With Faith and Feminism, Helen LaKelly Hunt has given the faith and feminist communities an engaging tool with which to reconstruct bridges that havent linked the two since their founding. Motivated by her own commitment to the feminist movement and her strong Christian faith, Hunts book is an exploration of the lives of five remarkable women who have integrated faith and activism in a way shed like to achieve in her own life, she writes. The biographies do not stand alone but rather serve as lenses through which Hunt invites women today to read the tapestry of their own lives and to begin their own "journey toward wholeness."

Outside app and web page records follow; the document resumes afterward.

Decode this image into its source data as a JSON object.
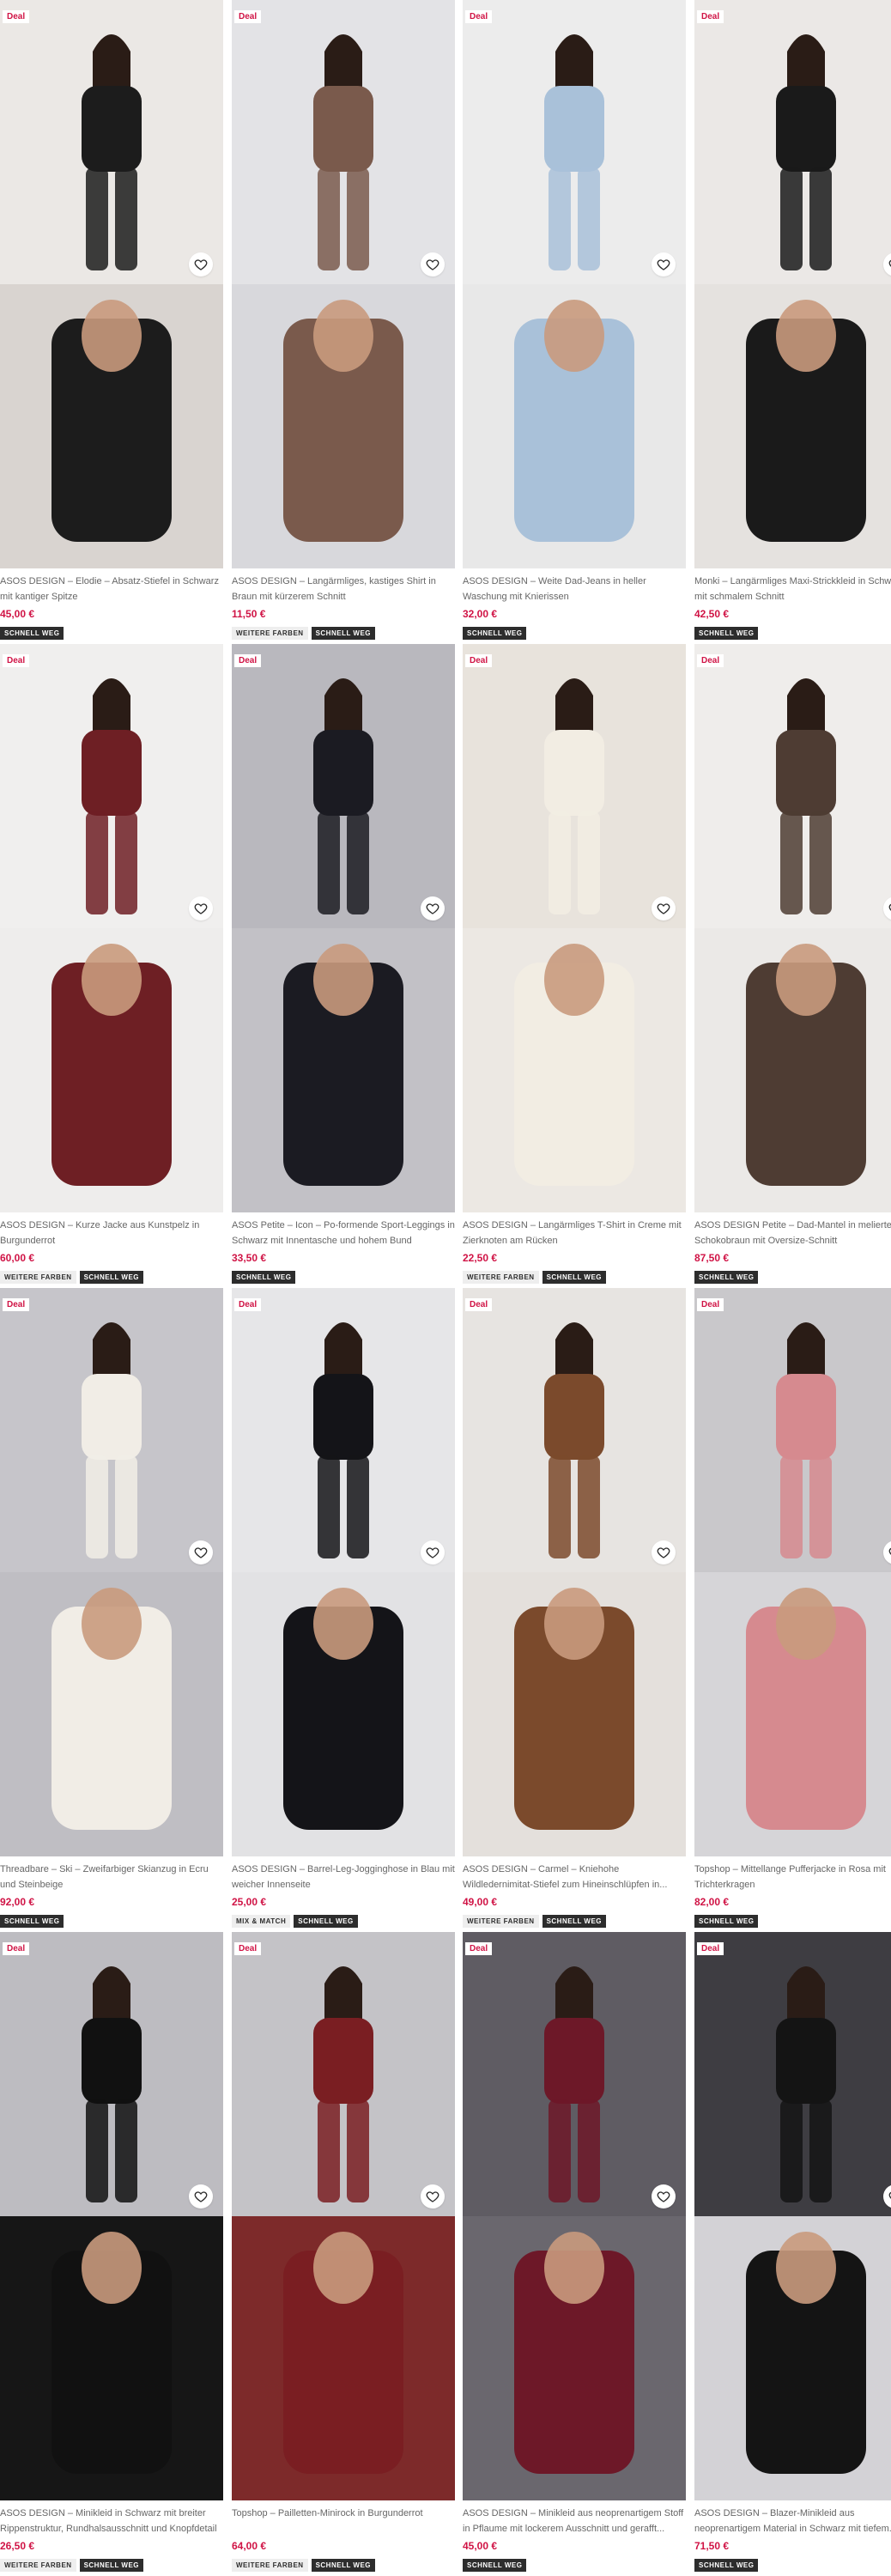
{
  "products": [
    {
      "deal": "Deal",
      "title": "ASOS DESIGN – Elodie – Absatz-Stiefel in Schwarz mit kantiger Spitze",
      "price": "45,00 €",
      "tags": [
        {
          "label": "SCHNELL WEG",
          "style": "dark"
        }
      ],
      "bg_top": "#ebe8e5",
      "bg_bottom": "#d9d4d0",
      "accent": "#1c1c1c"
    },
    {
      "deal": "Deal",
      "title": "ASOS DESIGN – Langärmliges, kastiges Shirt in Braun mit kürzerem Schnitt",
      "price": "11,50 €",
      "tags": [
        {
          "label": "WEITERE FARBEN",
          "style": "light"
        },
        {
          "label": "SCHNELL WEG",
          "style": "dark"
        }
      ],
      "bg_top": "#e3e3e6",
      "bg_bottom": "#d8d8dc",
      "accent": "#7a5a4c"
    },
    {
      "deal": "Deal",
      "title": "ASOS DESIGN – Weite Dad-Jeans in heller Waschung mit Knierissen",
      "price": "32,00 €",
      "tags": [
        {
          "label": "SCHNELL WEG",
          "style": "dark"
        }
      ],
      "bg_top": "#ececec",
      "bg_bottom": "#e8e8e8",
      "accent": "#a9c1d9"
    },
    {
      "deal": "Deal",
      "title": "Monki – Langärmliges Maxi-Strickkleid in Schwarz mit schmalem Schnitt",
      "price": "42,50 €",
      "tags": [
        {
          "label": "SCHNELL WEG",
          "style": "dark"
        }
      ],
      "bg_top": "#ebe8e6",
      "bg_bottom": "#e5e2df",
      "accent": "#1a1a1a"
    },
    {
      "deal": "Deal",
      "title": "ASOS DESIGN – Kurze Jacke aus Kunstpelz in Burgunderrot",
      "price": "60,00 €",
      "tags": [
        {
          "label": "WEITERE FARBEN",
          "style": "light"
        },
        {
          "label": "SCHNELL WEG",
          "style": "dark"
        }
      ],
      "bg_top": "#f0efee",
      "bg_bottom": "#eeedec",
      "accent": "#6e1f24"
    },
    {
      "deal": "Deal",
      "title": "ASOS Petite – Icon – Po-formende Sport-Leggings in Schwarz mit Innentasche und hohem Bund",
      "price": "33,50 €",
      "tags": [
        {
          "label": "SCHNELL WEG",
          "style": "dark"
        }
      ],
      "bg_top": "#b9b8be",
      "bg_bottom": "#c2c1c6",
      "accent": "#1b1b22"
    },
    {
      "deal": "Deal",
      "title": "ASOS DESIGN – Langärmliges T-Shirt in Creme mit Zierknoten am Rücken",
      "price": "22,50 €",
      "tags": [
        {
          "label": "WEITERE FARBEN",
          "style": "light"
        },
        {
          "label": "SCHNELL WEG",
          "style": "dark"
        }
      ],
      "bg_top": "#e8e3dc",
      "bg_bottom": "#ece8e3",
      "accent": "#f2ede3"
    },
    {
      "deal": "Deal",
      "title": "ASOS DESIGN Petite – Dad-Mantel in meliertem Schokobraun mit Oversize-Schnitt",
      "price": "87,50 €",
      "tags": [
        {
          "label": "SCHNELL WEG",
          "style": "dark"
        }
      ],
      "bg_top": "#efedeb",
      "bg_bottom": "#ebe9e7",
      "accent": "#4e3c33"
    },
    {
      "deal": "Deal",
      "title": "Threadbare – Ski – Zweifarbiger Skianzug in Ecru und Steinbeige",
      "price": "92,00 €",
      "tags": [
        {
          "label": "SCHNELL WEG",
          "style": "dark"
        }
      ],
      "bg_top": "#c6c5ca",
      "bg_bottom": "#bfbec3",
      "accent": "#f1ede6"
    },
    {
      "deal": "Deal",
      "title": "ASOS DESIGN – Barrel-Leg-Jogginghose in Blau mit weicher Innenseite",
      "price": "25,00 €",
      "tags": [
        {
          "label": "MIX & MATCH",
          "style": "light"
        },
        {
          "label": "SCHNELL WEG",
          "style": "dark"
        }
      ],
      "bg_top": "#e6e6e8",
      "bg_bottom": "#e2e2e4",
      "accent": "#141418"
    },
    {
      "deal": "Deal",
      "title": "ASOS DESIGN – Carmel – Kniehohe Wildledernimitat-Stiefel zum Hineinschlüpfen in...",
      "price": "49,00 €",
      "tags": [
        {
          "label": "WEITERE FARBEN",
          "style": "light"
        },
        {
          "label": "SCHNELL WEG",
          "style": "dark"
        }
      ],
      "bg_top": "#e7e4e1",
      "bg_bottom": "#e4e0dc",
      "accent": "#7b4a2c"
    },
    {
      "deal": "Deal",
      "title": "Topshop – Mittellange Pufferjacke in Rosa mit Trichterkragen",
      "price": "82,00 €",
      "tags": [
        {
          "label": "SCHNELL WEG",
          "style": "dark"
        }
      ],
      "bg_top": "#c9c8cb",
      "bg_bottom": "#d6d5d8",
      "accent": "#d68a8f"
    },
    {
      "deal": "Deal",
      "title": "ASOS DESIGN – Minikleid in Schwarz mit breiter Rippenstruktur, Rundhalsausschnitt und Knopfdetail",
      "price": "26,50 €",
      "tags": [
        {
          "label": "WEITERE FARBEN",
          "style": "light"
        },
        {
          "label": "SCHNELL WEG",
          "style": "dark"
        }
      ],
      "bg_top": "#bdbcc1",
      "bg_bottom": "#161616",
      "accent": "#111111"
    },
    {
      "deal": "Deal",
      "title": "Topshop – Pailletten-Minirock in Burgunderrot",
      "price": "64,00 €",
      "tags": [
        {
          "label": "WEITERE FARBEN",
          "style": "light"
        },
        {
          "label": "SCHNELL WEG",
          "style": "dark"
        }
      ],
      "bg_top": "#c4c3c7",
      "bg_bottom": "#7d2a2a",
      "accent": "#7a1e22"
    },
    {
      "deal": "Deal",
      "title": "ASOS DESIGN – Minikleid aus neoprenartigem Stoff in Pflaume mit lockerem Ausschnitt und gerafft...",
      "price": "45,00 €",
      "tags": [
        {
          "label": "SCHNELL WEG",
          "style": "dark"
        }
      ],
      "bg_top": "#5f5c63",
      "bg_bottom": "#6a676e",
      "accent": "#6d1828"
    },
    {
      "deal": "Deal",
      "title": "ASOS DESIGN – Blazer-Minikleid aus neoprenartigem Material in Schwarz mit tiefem...",
      "price": "71,50 €",
      "tags": [
        {
          "label": "SCHNELL WEG",
          "style": "dark"
        }
      ],
      "bg_top": "#3e3d42",
      "bg_bottom": "#d3d2d6",
      "accent": "#141414"
    }
  ],
  "icons": {
    "favourite": "heart-outline-icon"
  },
  "colors": {
    "deal_red": "#d01345",
    "price_red": "#d01345",
    "tag_dark": "#2d2d2d",
    "tag_light": "#eeeeee"
  }
}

Some of the women shes chosen - such as abolitionist Sojourner Truth and suffragist Lucretia Mott - may be known to feminists, and some - such as Dorothy Day and Teresa of Ávila - to the spiritually inclined. Another, Emily Dickinson, may be known for different achievements altogether. Here, Hunt unites them under one umbrella of faith and feminism, because "their religious and spiritual lives were indivisible from their public achievements." Her examination brings to light the tremendous influence that religious faith and spiritual beliefs had on each womans self-understanding and sense of inherent dignity, imbuing them with the courage to struggle, in their own way, for womens rights when such rights were not only questioned but outright denied.